Top Democrats are accusing President TrumpDonald John TrumpRepublicans consider skipping witnesses in Trump impeachment trial Bombshell Afghanistan report bolsters calls for end to 'forever wars' Lawmakers dismiss Chinese retaliatory threat to US tech MORE of obstructing justice for his tweet calling on Attorney General Jeff SessionsJefferson (Jeff) Beauregard SessionsLisa Page sues DOJ, FBI over alleged privacy violations Sessions leads GOP Senate primary field in Alabama, internal poll shows Trump rebukes FBI chief Wray over inspector general's Russia inquiry MORE to end special counsel Robert MuellerRobert (Bob) Swan MuellerTrump says he'll release financial records before election, knocks Dems' efforts House impeachment hearings: The witch hunt continues Speier says impeachment inquiry shows 'very strong case of bribery' by Trump MORE’s investigation.

Sen. Tom UdallThomas (Tom) Stewart UdallOvernight Defense: Bombshell report reveals officials misled public over progress in Afghanistan | Amazon accuses Trump of 'improper pressure' in Pentagon contract decision | House Judiciary holds final impeachment hearing Senate Democrats ask Pompeo to recuse himself from Ukraine matters Bureau of Land Management staff face relocation or resignation as agency moves west MORE (D-N.M.), a former prosecutor, labeled the tweet obstruction.

“As a former prosecutor, I call this obstruction of justice,” Udall tweeted Wednesday. “No one is above the law — not even the president. People in New Mexico and across the country are tired of ultra-rich and powerful people like Donald Trump trying to abuse their power to protect themselves.”


Sen. Richard Blumenthal (D-Conn.), who sits on the Senate Judiciary Committee, said Trump’s Wednesday Twitter tirade could be considered evidence in an obstruction of justice case. 

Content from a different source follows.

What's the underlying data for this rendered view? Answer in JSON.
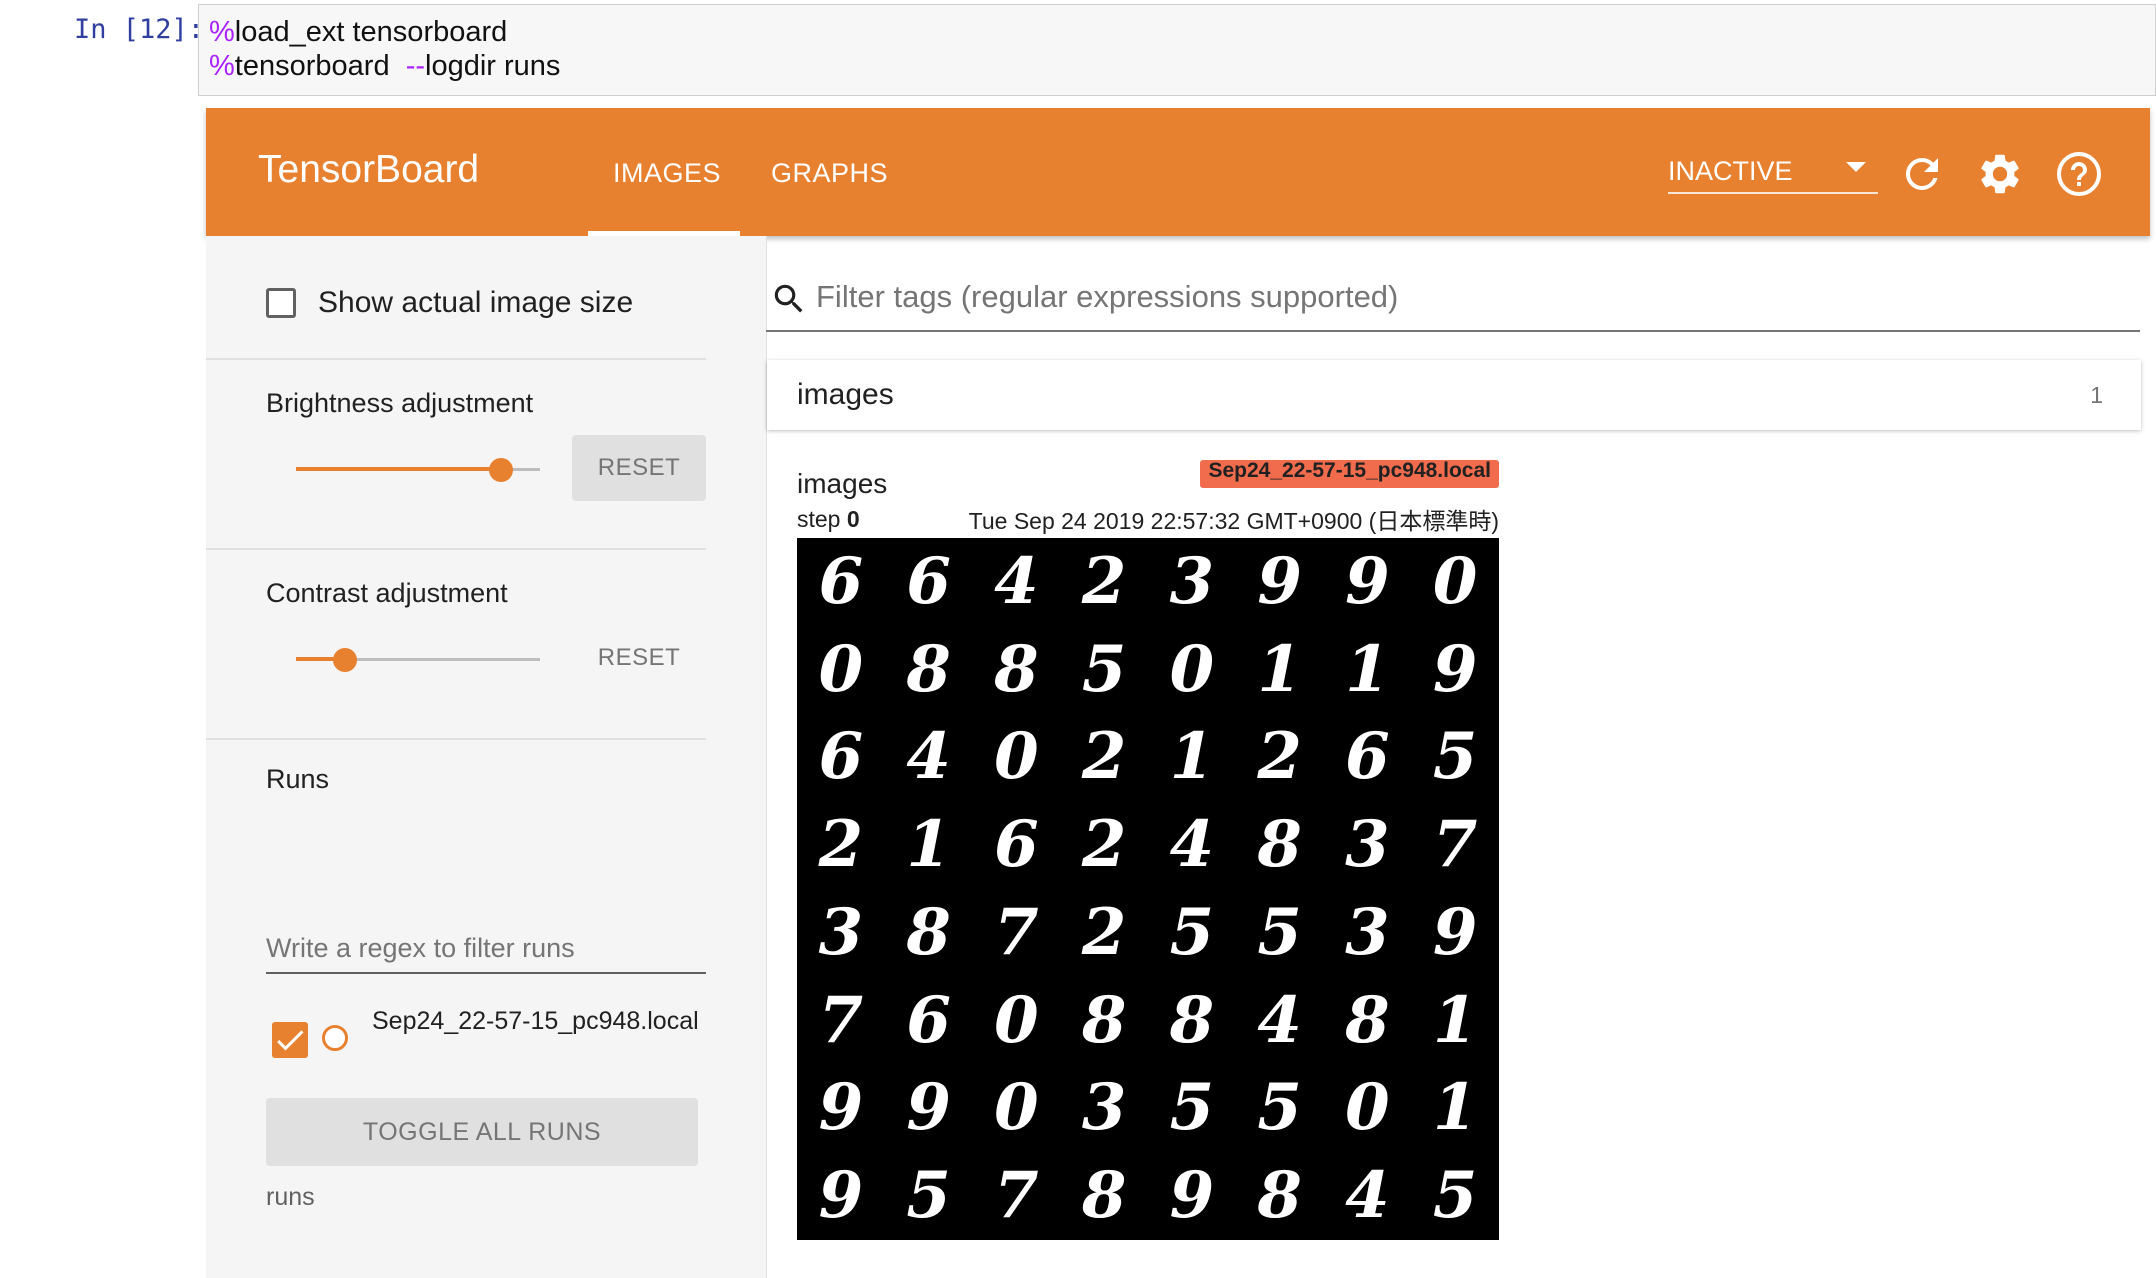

"If it isn’t obstruction of justice itself, it is evidence of intent to obstruct justice," Blumenthal told NBC News. "These kinds of threats are no accident, they reflect a state of mind to obstruct justice. The threats and bullying from the president of the United States against a law enforcement officer constitute evidence of obstruction of justice."

Rep. Adam SchiffAdam Bennett SchiffRepublicans consider skipping witnesses in Trump impeachment trial Trump rails against FBI, impeachment during Pennsylvania rally Democrats reach cusp of impeachment MORE (D-Calif.), the top Democrat on the House Intelligence Committee and a vocal Trump critic, said Trump’s tweet was obstruction “hiding in plain sight.”

And Rep. Eric SwalwellEric Michael SwalwellLawmakers prep ahead of impeachment hearing Trump: Fox News 'panders' to Democrats by having on liberal guests Democrats could introduce articles of impeachment next week MORE (D-Calif.) issued a straightforward warning to Trump — shut down the Mueller probe and face impeachment. 

“Fire Mueller and we fire you,” Swalwell tweeted.

Mueller, who is investigating possible ties between Trump's campaign and Russia, is reportedly looking into Trump’s tweets as part of an investigation into whether the president obstructed justice.

Trump’s morning social media storm called the investigation a “terrible situation” that must be stopped “before it continues to stain our country any further.”

The White House and Trump’s legal team quickly tried to tamp down the obstruction claims on Wednesday, saying that Trump is frustrated by the probe and was using Twitter to vent.

Trump’s personal lawyer, Rudy Giuliani, told reporters in New Hampshire that Trump’s tweet was not an order for Sessions.

“It's an opinion. And he used a medium that he uses for opinions: Twitter,” Giuliani said. “He used the word ‘should.’ He didn't use the word ‘must.’ And there was no presidential directive that followed.” 

White House press secretary Sarah Huckabee Sanders echoed that claim during Wednesday’s White House press briefing.

“It’s not an order, it’s the president’s opinion,” Sanders said. “The president has watched this process play out, but also wants to see this come to an end.”

Sessions recused himself from the Russia investigation last year and Deputy Attorney General Rod RosensteinRod RosensteinRosenstein, Sessions discussed firing Comey in late 2016 or early 2017: FBI notes Justice Dept releases another round of summaries from Mueller probe Judge rules former WH counsel McGahn must testify under subpoena MORE has been overseeing the probe.